- In other extension news, the Twins signed up Joe Mauer to a four-year deal that skips over his arbitration years. Good move for them. Bill Hall (of all people) signed an extension with the Brewers, an odd move to lock up a Player Out of Position. Austin Kearns signed a three-year deal to stay in Washington. Also, the Reds signed their two top starters to extensions; Aaron Harang gets a perfectly sensible deal (4 years, $36.5 mil), while Bronson Arroyo signed a two-year extension that will go into effect when his current contract expires after the 2008 season (2 years, $25 mil.). The Harang deal is great. And while I'm not on the "Arroyo-as-ace" bandwagon yet, two more years isn't so unreasonable, even if he is nothing more than above-average. And in 2009, $12.5 million a year won't be too bad for a starter. I guess you can forgive the Reds for getting antsy about their pitching. Two down, ten to go.
(There was an article in Cincinnati's Citybeat newsweekly about the Reds, which claimed that their biggest weakness was their bullpen. That's kind of true, but they're not exactly sitting pretty in terms of offense or starting pitching, and the former is mostly the fault of the current administration. The author was much kinder toward GM Wayne Krivsky than I've been, even suggesting that the complete turnover of his staff in two years is a good thing).
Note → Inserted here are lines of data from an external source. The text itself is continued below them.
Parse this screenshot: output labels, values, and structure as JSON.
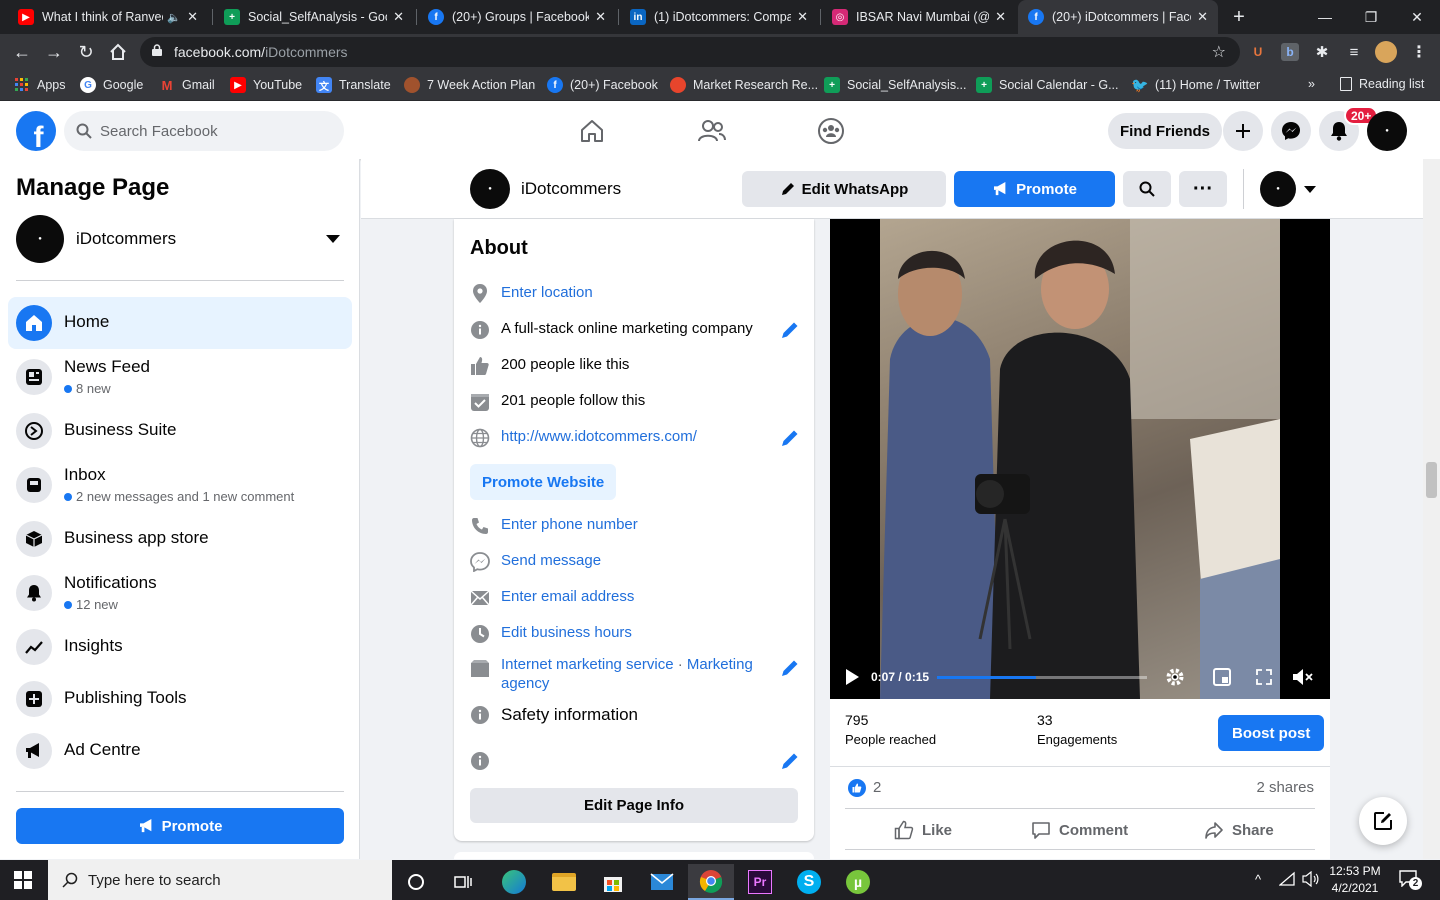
{
  "browser": {
    "tabs": [
      {
        "title": "What I think of Ranveer...",
        "favicon": "youtube-icon",
        "color": "#ff0000",
        "active": false
      },
      {
        "title": "Social_SelfAnalysis - Google...",
        "favicon": "sheets-icon",
        "color": "#0f9d58",
        "active": false
      },
      {
        "title": "(20+) Groups | Facebook",
        "favicon": "facebook-icon",
        "color": "#1877f2",
        "active": false
      },
      {
        "title": "(1) iDotcommers: Company...",
        "favicon": "linkedin-icon",
        "color": "#0a66c2",
        "active": false
      },
      {
        "title": "IBSAR Navi Mumbai (@ibsar...",
        "favicon": "instagram-icon",
        "color": "#d62976",
        "active": false
      },
      {
        "title": "(20+) iDotcommers | Face...",
        "favicon": "facebook-icon",
        "color": "#1877f2",
        "active": true
      }
    ],
    "url_domain": "facebook.com/",
    "url_path": "iDotcommers",
    "bookmarks": [
      {
        "label": "Apps",
        "icon": "apps-grid-icon",
        "color": "#4285f4"
      },
      {
        "label": "Google",
        "icon": "google-icon",
        "color": "#4285f4"
      },
      {
        "label": "Gmail",
        "icon": "gmail-icon",
        "color": "#ea4335"
      },
      {
        "label": "YouTube",
        "icon": "youtube-icon",
        "color": "#ff0000"
      },
      {
        "label": "Translate",
        "icon": "translate-icon",
        "color": "#4285f4"
      },
      {
        "label": "7 Week Action Plan",
        "icon": "profile-icon",
        "color": "#a0522d"
      },
      {
        "label": "(20+) Facebook",
        "icon": "facebook-icon",
        "color": "#1877f2"
      },
      {
        "label": "Market Research Re...",
        "icon": "flame-icon",
        "color": "#e8452c"
      },
      {
        "label": "Social_SelfAnalysis...",
        "icon": "sheets-icon",
        "color": "#0f9d58"
      },
      {
        "label": "Social Calendar - G...",
        "icon": "sheets-icon",
        "color": "#0f9d58"
      },
      {
        "label": "(11) Home / Twitter",
        "icon": "twitter-icon",
        "color": "#1da1f2"
      }
    ],
    "reading_list": "Reading list"
  },
  "fb": {
    "search_placeholder": "Search Facebook",
    "find_friends": "Find Friends",
    "notif_badge": "20+",
    "brand_color": "#1877f2"
  },
  "sidebar": {
    "title": "Manage Page",
    "page_name": "iDotcommers",
    "items": [
      {
        "label": "Home",
        "sub": "",
        "icon": "home-icon",
        "active": true
      },
      {
        "label": "News Feed",
        "sub": "8 new",
        "icon": "news-feed-icon",
        "active": false
      },
      {
        "label": "Business Suite",
        "sub": "",
        "icon": "business-suite-icon",
        "active": false
      },
      {
        "label": "Inbox",
        "sub": "2 new messages and 1 new comment",
        "icon": "inbox-icon",
        "active": false
      },
      {
        "label": "Business app store",
        "sub": "",
        "icon": "box-icon",
        "active": false
      },
      {
        "label": "Notifications",
        "sub": "12 new",
        "icon": "bell-icon",
        "active": false
      },
      {
        "label": "Insights",
        "sub": "",
        "icon": "insights-icon",
        "active": false
      },
      {
        "label": "Publishing Tools",
        "sub": "",
        "icon": "publishing-tools-icon",
        "active": false
      },
      {
        "label": "Ad Centre",
        "sub": "",
        "icon": "megaphone-icon",
        "active": false
      }
    ],
    "promote": "Promote"
  },
  "pagebar": {
    "page_name": "iDotcommers",
    "edit_whatsapp": "Edit WhatsApp",
    "promote": "Promote"
  },
  "about": {
    "title": "About",
    "location": "Enter location",
    "description": "A full-stack online marketing company",
    "likes": "200 people like this",
    "follows": "201 people follow this",
    "website": "http://www.idotcommers.com/",
    "promote_website": "Promote Website",
    "phone": "Enter phone number",
    "message": "Send message",
    "email": "Enter email address",
    "hours": "Edit business hours",
    "category_1": "Internet marketing service",
    "category_sep": " · ",
    "category_2": "Marketing",
    "category_3": "agency",
    "safety": "Safety information",
    "edit_button": "Edit Page Info"
  },
  "post": {
    "video_time": "0:07 / 0:15",
    "progress_fraction": 0.47,
    "reached_count": "795",
    "reached_label": "People reached",
    "engagements_count": "33",
    "engagements_label": "Engagements",
    "boost": "Boost post",
    "reactions_count": "2",
    "shares": "2 shares",
    "like": "Like",
    "comment": "Comment",
    "share": "Share"
  },
  "taskbar": {
    "search_placeholder": "Type here to search",
    "time": "12:53 PM",
    "date": "4/2/2021",
    "notif_count": "2"
  }
}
- In more depressing Reds news, Ken Griffey, Jr. confirmed that he did suffer a wrist injury in December, as had been speculated. Griffey claims that he suffered the injury while playing with his children, which may very well be true, considering that the man is made of Waterford crystal. It really looks like we're seeing the end of the old Ken Griffey, Jr., with last year's woeful performance not likely to improve this season.
Over at espn.com's Page 2, Jeff Pearlman begs to differ. He makes the argument that Griffey really was better then Bonds, and he's the one who deserves all the media coverage this Spring. Pearlman's argument is, essentially, that Griffey used to be a pain in the ass, but then grew up. Therefore, he's a better ballplayer than Barry, because he was a stand-up guy who didn't use steroids.
That's very debatable on a statistical level and is pretty doubtful even on an anecdotal level.
Pearlman has not only made the sweeping assumption that Junior is clean, he's determined that that makes him a better person and that it (apparently) jumps the huge gap between him and Barry as players. While we can all be sure that Griffey wasn't as drugged-up as Barry, that doesn't mean that he was clean. He looked clean, yes. But what the hell does that mean?
And even if Griffey was clean and Barry wasn't, there's not enough statistical weight in the world to bridge the gap between their performance on the field. And while I know it's tempting to create some heroes in a pretty barren moral climate, we just shouldn't be doing that. Because we either fail completely, or we deify someone by ignoring their imperfections. And neither I nor Jeff Pearlman nor any other mortal knows enough about Barry Bonds and Ken Griffey to pass this judgment upon them.
I hate to pick apart such an honest article by Pearlman, but I think this is the sort of thing we do too often with athletes. Searching for heroes, we take an athlete (or a politician, or a parent) and turn them into a mythical creature. And when they don't measure up, we blame them completely. Sometimes we'll even go to more trouble to tear down our former heroes than we did building them up in the first place. Doesn't s0und familiar? Look this man in the face and tell me that's not exactly what we did to him.
I'll be back soon with my predictions for 2007, one division at a time. One thing I'm sure of? It's nice to have this.